Find the string "JSON" in the records. Copy every line it appears in.

(Component data from apps and pages)
>>>>>

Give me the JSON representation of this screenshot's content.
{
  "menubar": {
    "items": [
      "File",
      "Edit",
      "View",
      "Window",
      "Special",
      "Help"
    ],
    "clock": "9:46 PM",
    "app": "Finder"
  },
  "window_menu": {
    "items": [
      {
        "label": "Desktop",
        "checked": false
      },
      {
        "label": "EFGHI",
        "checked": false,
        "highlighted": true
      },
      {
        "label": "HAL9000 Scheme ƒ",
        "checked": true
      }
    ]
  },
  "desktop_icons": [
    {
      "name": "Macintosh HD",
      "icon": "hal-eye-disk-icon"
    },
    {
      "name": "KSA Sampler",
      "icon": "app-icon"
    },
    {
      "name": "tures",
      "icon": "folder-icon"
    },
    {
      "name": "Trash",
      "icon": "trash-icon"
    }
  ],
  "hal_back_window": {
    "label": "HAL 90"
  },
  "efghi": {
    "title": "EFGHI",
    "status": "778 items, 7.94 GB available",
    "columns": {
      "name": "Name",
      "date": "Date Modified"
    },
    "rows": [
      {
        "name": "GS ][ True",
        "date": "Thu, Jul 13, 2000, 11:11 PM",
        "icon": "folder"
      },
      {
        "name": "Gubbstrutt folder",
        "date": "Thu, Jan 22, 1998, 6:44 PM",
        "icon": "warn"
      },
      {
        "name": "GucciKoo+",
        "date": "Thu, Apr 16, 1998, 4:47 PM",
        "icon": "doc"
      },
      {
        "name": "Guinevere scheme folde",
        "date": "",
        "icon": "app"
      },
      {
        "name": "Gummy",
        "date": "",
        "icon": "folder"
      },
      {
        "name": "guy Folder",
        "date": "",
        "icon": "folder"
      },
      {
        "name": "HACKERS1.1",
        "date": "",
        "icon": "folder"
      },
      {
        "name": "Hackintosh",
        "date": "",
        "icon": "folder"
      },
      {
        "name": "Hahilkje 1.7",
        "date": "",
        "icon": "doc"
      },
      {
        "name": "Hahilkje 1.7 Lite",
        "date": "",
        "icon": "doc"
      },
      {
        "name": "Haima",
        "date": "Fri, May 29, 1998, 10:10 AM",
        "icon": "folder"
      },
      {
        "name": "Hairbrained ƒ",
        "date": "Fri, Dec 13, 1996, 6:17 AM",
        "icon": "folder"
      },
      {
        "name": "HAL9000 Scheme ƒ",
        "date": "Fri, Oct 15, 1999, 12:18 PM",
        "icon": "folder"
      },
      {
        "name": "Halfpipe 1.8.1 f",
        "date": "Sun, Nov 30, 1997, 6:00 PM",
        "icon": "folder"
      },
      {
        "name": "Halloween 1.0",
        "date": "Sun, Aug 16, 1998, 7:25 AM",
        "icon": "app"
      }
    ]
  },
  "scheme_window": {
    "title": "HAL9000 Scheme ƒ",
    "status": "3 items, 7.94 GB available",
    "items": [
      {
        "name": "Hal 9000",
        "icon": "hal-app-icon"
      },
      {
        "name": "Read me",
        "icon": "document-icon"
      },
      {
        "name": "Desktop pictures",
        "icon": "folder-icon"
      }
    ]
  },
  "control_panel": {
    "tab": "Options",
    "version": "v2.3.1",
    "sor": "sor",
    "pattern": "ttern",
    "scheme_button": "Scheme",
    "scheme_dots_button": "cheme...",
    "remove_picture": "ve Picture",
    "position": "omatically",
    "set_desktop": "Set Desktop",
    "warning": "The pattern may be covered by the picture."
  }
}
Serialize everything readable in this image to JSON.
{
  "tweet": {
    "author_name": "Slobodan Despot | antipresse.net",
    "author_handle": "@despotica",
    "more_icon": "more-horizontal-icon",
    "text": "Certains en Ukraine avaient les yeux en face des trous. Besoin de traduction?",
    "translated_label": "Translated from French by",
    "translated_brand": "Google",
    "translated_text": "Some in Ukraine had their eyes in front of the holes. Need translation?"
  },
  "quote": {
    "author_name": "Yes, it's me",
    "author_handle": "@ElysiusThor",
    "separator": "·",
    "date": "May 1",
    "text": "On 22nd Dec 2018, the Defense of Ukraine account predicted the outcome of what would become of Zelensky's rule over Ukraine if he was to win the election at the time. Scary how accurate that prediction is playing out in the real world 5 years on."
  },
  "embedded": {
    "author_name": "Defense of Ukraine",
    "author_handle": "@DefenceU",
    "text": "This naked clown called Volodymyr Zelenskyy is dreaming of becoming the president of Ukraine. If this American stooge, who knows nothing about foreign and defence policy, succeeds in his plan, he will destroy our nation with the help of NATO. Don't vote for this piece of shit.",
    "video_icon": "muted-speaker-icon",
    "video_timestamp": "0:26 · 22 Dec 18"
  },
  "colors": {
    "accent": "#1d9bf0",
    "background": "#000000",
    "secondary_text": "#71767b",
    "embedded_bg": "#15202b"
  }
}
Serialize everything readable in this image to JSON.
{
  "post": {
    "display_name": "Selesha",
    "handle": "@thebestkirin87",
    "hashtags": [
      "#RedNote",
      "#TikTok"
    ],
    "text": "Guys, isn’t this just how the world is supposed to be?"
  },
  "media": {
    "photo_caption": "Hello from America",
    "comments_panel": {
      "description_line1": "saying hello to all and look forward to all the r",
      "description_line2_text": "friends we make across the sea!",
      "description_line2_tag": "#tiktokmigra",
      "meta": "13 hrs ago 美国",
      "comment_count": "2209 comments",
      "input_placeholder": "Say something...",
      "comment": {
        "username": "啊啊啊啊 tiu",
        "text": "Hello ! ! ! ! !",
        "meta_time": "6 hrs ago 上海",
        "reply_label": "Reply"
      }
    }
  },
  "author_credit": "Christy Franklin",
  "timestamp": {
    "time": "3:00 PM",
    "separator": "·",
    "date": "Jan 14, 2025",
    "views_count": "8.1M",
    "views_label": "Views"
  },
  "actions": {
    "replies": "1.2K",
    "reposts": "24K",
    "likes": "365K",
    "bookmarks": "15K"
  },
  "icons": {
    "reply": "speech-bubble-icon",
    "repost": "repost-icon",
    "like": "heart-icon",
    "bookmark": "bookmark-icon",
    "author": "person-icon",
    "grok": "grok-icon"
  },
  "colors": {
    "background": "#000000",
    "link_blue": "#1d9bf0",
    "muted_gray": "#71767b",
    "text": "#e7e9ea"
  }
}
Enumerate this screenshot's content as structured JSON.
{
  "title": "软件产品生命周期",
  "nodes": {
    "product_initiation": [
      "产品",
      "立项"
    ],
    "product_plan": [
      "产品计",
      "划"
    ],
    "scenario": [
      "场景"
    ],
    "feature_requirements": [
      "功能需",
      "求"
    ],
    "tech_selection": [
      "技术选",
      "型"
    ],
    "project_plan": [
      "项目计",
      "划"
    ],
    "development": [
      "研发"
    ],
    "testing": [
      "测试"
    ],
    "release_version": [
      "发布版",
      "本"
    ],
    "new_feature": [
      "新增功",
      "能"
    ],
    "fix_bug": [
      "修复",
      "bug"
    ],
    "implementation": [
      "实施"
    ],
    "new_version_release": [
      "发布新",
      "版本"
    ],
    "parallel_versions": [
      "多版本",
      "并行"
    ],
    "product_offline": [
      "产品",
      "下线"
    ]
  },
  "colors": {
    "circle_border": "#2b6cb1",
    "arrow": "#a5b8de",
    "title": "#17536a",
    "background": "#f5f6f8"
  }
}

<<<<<

_YOUR SOLUTION:_
Give me the JSON representation of this screenshot's content.
Serialize everything readable in this image to JSON.
Serialize everything readable in this image to JSON.
Enumerate this screenshot's content as structured JSON.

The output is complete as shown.